Adnan calls the UN stage one of injustice. The fact of the matter is that Pakistan is in no position to ask for justice. We’ve developed trust issues in our love affair with almost every nation that we interact with. From playing both sides with the US to not really doing much when Chinese workers are killed on our soil, we fail miserably at being friends with anyone. And in that failure we sit and lament our vices and our weaknesses, never trying to solve our problems even once. Our younger brother, Bangladesh, is way ahead of us; even the Afghan currency ranks higher than ours (and those people live in caves, literally). What Rasheed wants is special treatment, he first shuns the west, the white man and the Jews and then he expects them to make special provisions for this country – their failure is labelled injustice. Rasheed epitomises the very reason the West should never trust this country: he abandoned his duty to his country, tried to assassinate his own leader, and then went into hiding. His remarkably one-sided argument punches the audience with one conspiracy theory after the other. Malala really could be playing into the devil’s hand.
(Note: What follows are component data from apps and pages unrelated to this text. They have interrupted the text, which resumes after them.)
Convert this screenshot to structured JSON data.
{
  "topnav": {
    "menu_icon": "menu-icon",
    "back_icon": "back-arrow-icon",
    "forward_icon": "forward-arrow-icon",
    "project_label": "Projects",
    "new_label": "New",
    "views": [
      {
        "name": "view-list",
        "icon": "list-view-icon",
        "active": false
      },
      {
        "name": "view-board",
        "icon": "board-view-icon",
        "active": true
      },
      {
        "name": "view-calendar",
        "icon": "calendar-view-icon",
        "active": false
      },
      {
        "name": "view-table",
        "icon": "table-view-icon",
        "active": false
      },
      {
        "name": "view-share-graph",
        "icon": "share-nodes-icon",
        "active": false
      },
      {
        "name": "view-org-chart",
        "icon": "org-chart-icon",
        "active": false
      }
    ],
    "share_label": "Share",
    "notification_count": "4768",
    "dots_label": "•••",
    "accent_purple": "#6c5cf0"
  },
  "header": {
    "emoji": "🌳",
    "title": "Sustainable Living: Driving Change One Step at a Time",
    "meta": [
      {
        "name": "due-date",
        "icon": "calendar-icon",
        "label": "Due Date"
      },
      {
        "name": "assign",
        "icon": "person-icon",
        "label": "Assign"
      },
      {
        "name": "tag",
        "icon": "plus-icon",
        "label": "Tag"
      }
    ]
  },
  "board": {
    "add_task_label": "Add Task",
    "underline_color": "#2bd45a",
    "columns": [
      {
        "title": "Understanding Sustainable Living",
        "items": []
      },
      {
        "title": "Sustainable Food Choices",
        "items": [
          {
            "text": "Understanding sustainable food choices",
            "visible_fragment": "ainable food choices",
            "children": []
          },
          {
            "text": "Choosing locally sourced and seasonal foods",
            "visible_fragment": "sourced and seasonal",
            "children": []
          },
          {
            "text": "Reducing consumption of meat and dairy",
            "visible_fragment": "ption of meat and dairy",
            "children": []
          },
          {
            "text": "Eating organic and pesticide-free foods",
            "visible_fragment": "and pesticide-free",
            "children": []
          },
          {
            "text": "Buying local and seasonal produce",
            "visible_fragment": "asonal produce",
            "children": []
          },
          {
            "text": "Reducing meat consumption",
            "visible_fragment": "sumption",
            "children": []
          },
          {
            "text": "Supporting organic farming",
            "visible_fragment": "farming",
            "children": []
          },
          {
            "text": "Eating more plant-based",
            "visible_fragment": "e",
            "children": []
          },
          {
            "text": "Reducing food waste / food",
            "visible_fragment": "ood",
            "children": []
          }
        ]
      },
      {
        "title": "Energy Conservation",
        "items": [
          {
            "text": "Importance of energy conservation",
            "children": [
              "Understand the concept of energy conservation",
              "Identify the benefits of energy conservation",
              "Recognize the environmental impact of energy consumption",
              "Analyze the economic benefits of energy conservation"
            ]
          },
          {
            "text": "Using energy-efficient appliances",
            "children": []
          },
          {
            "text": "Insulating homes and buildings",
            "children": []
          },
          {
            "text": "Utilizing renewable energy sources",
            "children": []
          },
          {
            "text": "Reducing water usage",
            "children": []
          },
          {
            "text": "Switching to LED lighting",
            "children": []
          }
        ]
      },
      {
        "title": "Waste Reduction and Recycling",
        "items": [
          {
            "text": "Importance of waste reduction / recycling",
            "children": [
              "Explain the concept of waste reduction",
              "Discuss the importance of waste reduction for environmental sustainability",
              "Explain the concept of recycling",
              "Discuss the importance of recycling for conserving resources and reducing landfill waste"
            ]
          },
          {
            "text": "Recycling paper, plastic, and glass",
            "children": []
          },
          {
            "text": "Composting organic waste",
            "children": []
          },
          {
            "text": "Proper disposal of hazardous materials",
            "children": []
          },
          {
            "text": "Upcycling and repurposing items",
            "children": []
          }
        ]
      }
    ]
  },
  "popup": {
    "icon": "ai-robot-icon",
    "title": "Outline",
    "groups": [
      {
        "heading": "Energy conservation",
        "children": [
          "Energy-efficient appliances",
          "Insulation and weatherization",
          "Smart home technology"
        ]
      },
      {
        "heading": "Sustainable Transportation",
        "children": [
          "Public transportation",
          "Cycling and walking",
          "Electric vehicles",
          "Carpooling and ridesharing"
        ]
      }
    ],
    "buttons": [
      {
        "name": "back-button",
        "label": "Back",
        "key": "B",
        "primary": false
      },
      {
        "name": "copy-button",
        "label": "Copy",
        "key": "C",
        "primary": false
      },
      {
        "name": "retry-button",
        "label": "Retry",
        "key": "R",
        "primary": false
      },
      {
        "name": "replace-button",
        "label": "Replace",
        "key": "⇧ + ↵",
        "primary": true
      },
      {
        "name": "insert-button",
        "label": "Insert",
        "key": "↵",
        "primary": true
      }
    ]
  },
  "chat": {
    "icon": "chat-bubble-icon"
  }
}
The best part is he goes onto quote Bertrand Russell, the father of agnostics, to make an argument in favour of his religiously fuelled Taliban brothers.
A half-baked list of deserving victims who would benefit from a “day” more than Malala would resides within Rasheed’s essay on what’s good and what’s evil. Although a more appropriate, and far larger, list could be sent back to the Taliban listing all the people and families they’ve torn apart. The bright young Taliban believes that no one of consequence would have bothered with Malala had she been a survivor of a drone attack. And it’s awkward to say this: but no one would have come to talk to her after a drone attack, those attacks have primarily only killed militants.
Rasheed ends his letter by wishing a lot of people would learn compassion so that they stop spilling the blood of Muslims. He talks nothing about the Taliban learning compassion and behaving like human beings – perhaps because that’s like asking for too much, even he doesn’t expect to elicit such a response from his own. Not surprisingly, the 50,000 civilians and 5,000 law enforcement personal from Pakistan dead because of the Taliban’s presence in the country, went unmentioned in Rasheed’s little note.
Is there any space in the new world order, Rasheed asks, for what the Taliban stand for? I sincerely hope not. Like many Pakistanis who love their dose of good conspiracy theories, Malala’s pen pal gave us a good read. He talks about Jews, he talks about the west and their hate, he even drags in the polio team. The letter to Malala could be expanded into a bestselling book called: “Pakistan’s most favourite but baseless conspiracies”.
The writer is a journalist based in Lahore. She can be emailed at [email protected] She tweets @luavut